== Your task ==
Every line below should be copied exactly; drop the pictures.

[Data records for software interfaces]
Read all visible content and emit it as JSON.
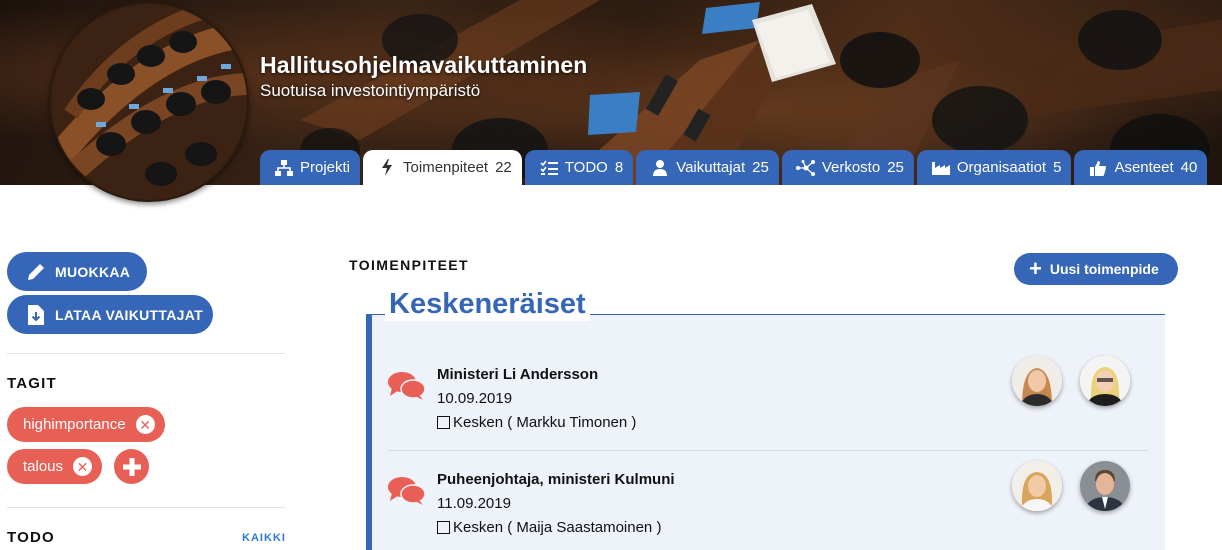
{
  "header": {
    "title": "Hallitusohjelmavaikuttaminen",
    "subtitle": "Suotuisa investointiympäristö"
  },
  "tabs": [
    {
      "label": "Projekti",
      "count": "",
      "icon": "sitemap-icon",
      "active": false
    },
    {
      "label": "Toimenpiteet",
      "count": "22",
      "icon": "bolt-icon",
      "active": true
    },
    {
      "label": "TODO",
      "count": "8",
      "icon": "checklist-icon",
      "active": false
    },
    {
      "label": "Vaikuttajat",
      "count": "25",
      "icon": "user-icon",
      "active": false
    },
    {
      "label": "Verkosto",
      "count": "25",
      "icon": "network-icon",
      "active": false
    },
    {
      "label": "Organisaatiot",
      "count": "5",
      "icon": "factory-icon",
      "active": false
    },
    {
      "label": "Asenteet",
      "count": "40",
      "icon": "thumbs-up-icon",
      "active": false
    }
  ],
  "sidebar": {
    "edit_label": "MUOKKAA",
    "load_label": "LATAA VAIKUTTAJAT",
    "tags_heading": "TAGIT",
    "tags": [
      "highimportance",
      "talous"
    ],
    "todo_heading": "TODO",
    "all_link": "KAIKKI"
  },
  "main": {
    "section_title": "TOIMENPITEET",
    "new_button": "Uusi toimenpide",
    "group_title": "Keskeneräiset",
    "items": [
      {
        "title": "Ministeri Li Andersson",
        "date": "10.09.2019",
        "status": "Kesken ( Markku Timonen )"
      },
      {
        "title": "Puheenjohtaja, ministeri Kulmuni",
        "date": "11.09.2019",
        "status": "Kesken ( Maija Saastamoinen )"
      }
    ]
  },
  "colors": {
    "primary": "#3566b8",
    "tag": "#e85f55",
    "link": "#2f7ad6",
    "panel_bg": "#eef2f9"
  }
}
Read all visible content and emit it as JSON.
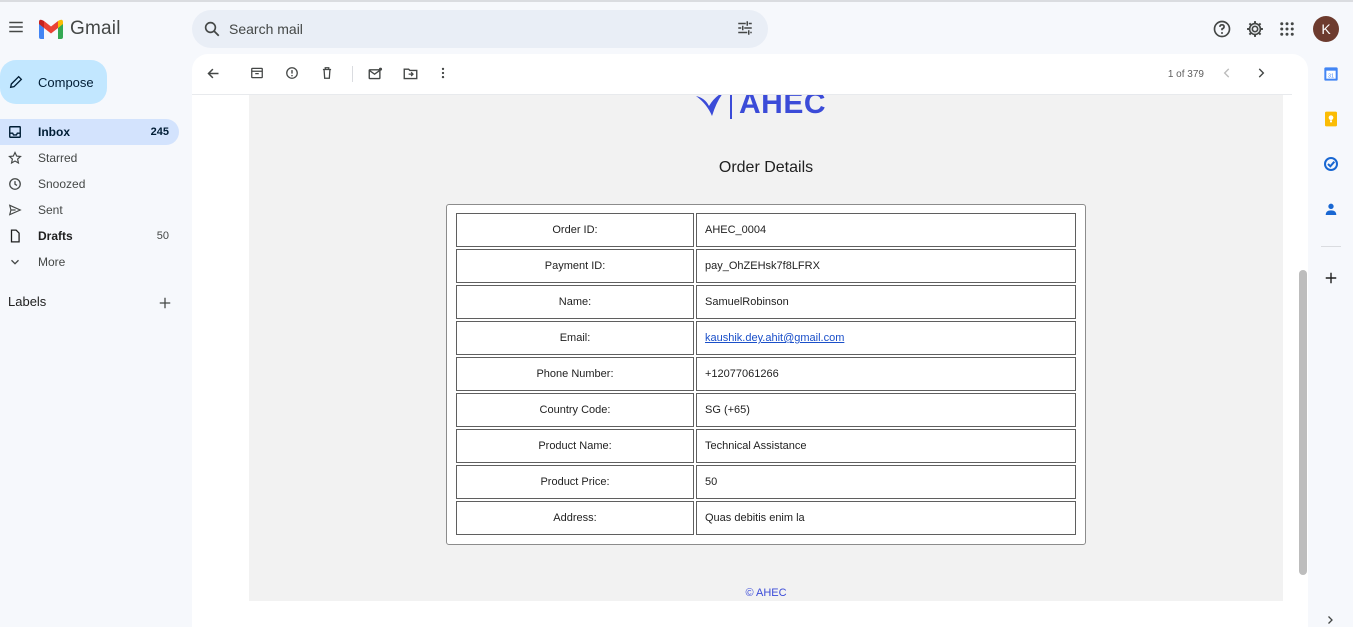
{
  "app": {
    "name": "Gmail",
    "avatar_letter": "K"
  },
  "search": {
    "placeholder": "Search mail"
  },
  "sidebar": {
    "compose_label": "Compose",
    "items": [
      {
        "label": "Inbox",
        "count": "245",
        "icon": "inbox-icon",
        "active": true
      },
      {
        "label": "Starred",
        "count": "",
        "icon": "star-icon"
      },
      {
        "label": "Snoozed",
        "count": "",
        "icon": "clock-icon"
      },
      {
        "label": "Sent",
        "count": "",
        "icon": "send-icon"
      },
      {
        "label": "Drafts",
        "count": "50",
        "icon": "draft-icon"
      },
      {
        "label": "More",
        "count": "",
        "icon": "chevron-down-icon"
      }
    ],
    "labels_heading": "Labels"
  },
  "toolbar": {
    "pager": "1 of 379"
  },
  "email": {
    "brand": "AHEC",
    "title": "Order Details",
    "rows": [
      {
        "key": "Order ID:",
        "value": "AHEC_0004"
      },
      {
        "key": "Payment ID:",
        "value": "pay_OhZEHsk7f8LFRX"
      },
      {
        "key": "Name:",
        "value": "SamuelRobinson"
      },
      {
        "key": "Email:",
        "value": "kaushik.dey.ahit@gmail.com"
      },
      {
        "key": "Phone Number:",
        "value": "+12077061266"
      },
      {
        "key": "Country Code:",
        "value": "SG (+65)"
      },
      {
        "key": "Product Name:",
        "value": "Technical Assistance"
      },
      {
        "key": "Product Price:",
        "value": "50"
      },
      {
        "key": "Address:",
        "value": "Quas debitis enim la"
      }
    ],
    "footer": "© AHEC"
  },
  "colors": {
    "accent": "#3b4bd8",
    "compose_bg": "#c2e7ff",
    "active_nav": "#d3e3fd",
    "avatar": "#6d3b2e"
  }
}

== Reply to the exercise ==
Read all visible content and emit it as JSON.
{
  "header": {
    "title": "Hallitusohjelmavaikuttaminen",
    "subtitle": "Suotuisa investointiympäristö"
  },
  "tabs": [
    {
      "label": "Projekti",
      "count": "",
      "icon": "sitemap-icon",
      "active": false
    },
    {
      "label": "Toimenpiteet",
      "count": "22",
      "icon": "bolt-icon",
      "active": true
    },
    {
      "label": "TODO",
      "count": "8",
      "icon": "checklist-icon",
      "active": false
    },
    {
      "label": "Vaikuttajat",
      "count": "25",
      "icon": "user-icon",
      "active": false
    },
    {
      "label": "Verkosto",
      "count": "25",
      "icon": "network-icon",
      "active": false
    },
    {
      "label": "Organisaatiot",
      "count": "5",
      "icon": "factory-icon",
      "active": false
    },
    {
      "label": "Asenteet",
      "count": "40",
      "icon": "thumbs-up-icon",
      "active": false
    }
  ],
  "sidebar": {
    "edit_label": "MUOKKAA",
    "load_label": "LATAA VAIKUTTAJAT",
    "tags_heading": "TAGIT",
    "tags": [
      "highimportance",
      "talous"
    ],
    "todo_heading": "TODO",
    "all_link": "KAIKKI"
  },
  "main": {
    "section_title": "TOIMENPITEET",
    "new_button": "Uusi toimenpide",
    "group_title": "Keskeneräiset",
    "items": [
      {
        "title": "Ministeri Li Andersson",
        "date": "10.09.2019",
        "status": "Kesken ( Markku Timonen )"
      },
      {
        "title": "Puheenjohtaja, ministeri Kulmuni",
        "date": "11.09.2019",
        "status": "Kesken ( Maija Saastamoinen )"
      }
    ]
  },
  "colors": {
    "primary": "#3566b8",
    "tag": "#e85f55",
    "link": "#2f7ad6",
    "panel_bg": "#eef2f9"
  }
}
Read all visible content and emit it as JSON.
{
  "app": {
    "name": "Gmail",
    "avatar_letter": "K"
  },
  "search": {
    "placeholder": "Search mail"
  },
  "sidebar": {
    "compose_label": "Compose",
    "items": [
      {
        "label": "Inbox",
        "count": "245",
        "icon": "inbox-icon",
        "active": true
      },
      {
        "label": "Starred",
        "count": "",
        "icon": "star-icon"
      },
      {
        "label": "Snoozed",
        "count": "",
        "icon": "clock-icon"
      },
      {
        "label": "Sent",
        "count": "",
        "icon": "send-icon"
      },
      {
        "label": "Drafts",
        "count": "50",
        "icon": "draft-icon"
      },
      {
        "label": "More",
        "count": "",
        "icon": "chevron-down-icon"
      }
    ],
    "labels_heading": "Labels"
  },
  "toolbar": {
    "pager": "1 of 379"
  },
  "email": {
    "brand": "AHEC",
    "title": "Order Details",
    "rows": [
      {
        "key": "Order ID:",
        "value": "AHEC_0004"
      },
      {
        "key": "Payment ID:",
        "value": "pay_OhZEHsk7f8LFRX"
      },
      {
        "key": "Name:",
        "value": "SamuelRobinson"
      },
      {
        "key": "Email:",
        "value": "kaushik.dey.ahit@gmail.com"
      },
      {
        "key": "Phone Number:",
        "value": "+12077061266"
      },
      {
        "key": "Country Code:",
        "value": "SG (+65)"
      },
      {
        "key": "Product Name:",
        "value": "Technical Assistance"
      },
      {
        "key": "Product Price:",
        "value": "50"
      },
      {
        "key": "Address:",
        "value": "Quas debitis enim la"
      }
    ],
    "footer": "© AHEC"
  },
  "colors": {
    "accent": "#3b4bd8",
    "compose_bg": "#c2e7ff",
    "active_nav": "#d3e3fd",
    "avatar": "#6d3b2e"
  }
}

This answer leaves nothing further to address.